Dataset records
[Start of Attachment]

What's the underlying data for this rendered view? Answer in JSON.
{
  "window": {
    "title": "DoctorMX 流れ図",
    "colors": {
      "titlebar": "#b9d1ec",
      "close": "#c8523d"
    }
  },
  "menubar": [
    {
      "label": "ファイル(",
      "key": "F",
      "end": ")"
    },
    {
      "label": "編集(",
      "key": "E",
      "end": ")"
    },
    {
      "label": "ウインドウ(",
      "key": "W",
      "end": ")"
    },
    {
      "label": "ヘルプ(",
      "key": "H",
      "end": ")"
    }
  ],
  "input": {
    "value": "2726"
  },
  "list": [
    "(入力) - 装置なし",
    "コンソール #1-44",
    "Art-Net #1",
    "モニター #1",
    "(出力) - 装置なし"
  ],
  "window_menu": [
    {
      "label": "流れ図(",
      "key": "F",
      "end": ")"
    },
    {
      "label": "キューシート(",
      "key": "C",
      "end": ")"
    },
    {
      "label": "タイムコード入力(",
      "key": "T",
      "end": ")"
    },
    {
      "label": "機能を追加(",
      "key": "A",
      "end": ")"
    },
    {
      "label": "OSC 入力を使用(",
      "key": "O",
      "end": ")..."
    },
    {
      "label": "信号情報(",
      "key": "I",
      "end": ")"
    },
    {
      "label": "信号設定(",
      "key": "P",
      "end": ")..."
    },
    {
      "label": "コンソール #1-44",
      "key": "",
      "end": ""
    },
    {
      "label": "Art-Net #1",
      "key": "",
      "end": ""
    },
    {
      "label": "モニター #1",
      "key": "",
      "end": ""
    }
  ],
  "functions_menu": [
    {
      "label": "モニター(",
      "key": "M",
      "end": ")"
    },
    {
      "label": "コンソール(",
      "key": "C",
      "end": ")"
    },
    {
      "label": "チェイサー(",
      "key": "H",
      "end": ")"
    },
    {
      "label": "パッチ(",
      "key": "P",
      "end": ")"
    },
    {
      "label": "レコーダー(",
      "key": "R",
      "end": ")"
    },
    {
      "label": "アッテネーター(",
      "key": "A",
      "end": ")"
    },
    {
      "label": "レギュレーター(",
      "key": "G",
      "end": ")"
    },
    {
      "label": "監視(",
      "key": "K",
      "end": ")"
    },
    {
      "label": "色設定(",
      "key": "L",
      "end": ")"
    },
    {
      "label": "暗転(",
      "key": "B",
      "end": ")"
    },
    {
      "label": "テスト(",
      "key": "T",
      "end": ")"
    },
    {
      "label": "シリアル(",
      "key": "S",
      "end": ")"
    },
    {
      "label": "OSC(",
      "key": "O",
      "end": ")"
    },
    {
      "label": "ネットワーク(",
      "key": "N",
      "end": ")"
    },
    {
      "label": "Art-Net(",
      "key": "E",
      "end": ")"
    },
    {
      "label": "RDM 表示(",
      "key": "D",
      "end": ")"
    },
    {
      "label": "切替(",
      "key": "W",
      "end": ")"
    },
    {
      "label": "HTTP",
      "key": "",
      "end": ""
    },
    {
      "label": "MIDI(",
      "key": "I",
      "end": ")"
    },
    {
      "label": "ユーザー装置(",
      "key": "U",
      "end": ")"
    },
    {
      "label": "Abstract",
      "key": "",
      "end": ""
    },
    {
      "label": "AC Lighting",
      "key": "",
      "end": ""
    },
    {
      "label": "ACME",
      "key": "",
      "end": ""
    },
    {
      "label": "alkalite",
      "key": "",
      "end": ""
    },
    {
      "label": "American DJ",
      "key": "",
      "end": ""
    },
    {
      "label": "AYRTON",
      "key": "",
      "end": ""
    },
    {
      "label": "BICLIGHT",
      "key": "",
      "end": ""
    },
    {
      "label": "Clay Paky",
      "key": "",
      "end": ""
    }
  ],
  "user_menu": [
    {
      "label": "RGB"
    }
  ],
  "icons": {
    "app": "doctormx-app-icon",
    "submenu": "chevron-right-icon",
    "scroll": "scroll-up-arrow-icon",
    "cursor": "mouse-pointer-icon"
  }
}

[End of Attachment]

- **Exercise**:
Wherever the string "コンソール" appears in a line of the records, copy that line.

- **Response to the exercise**:
    "コンソール #1-44",
      "label": "コンソール #1-44",
      "label": "コンソール(",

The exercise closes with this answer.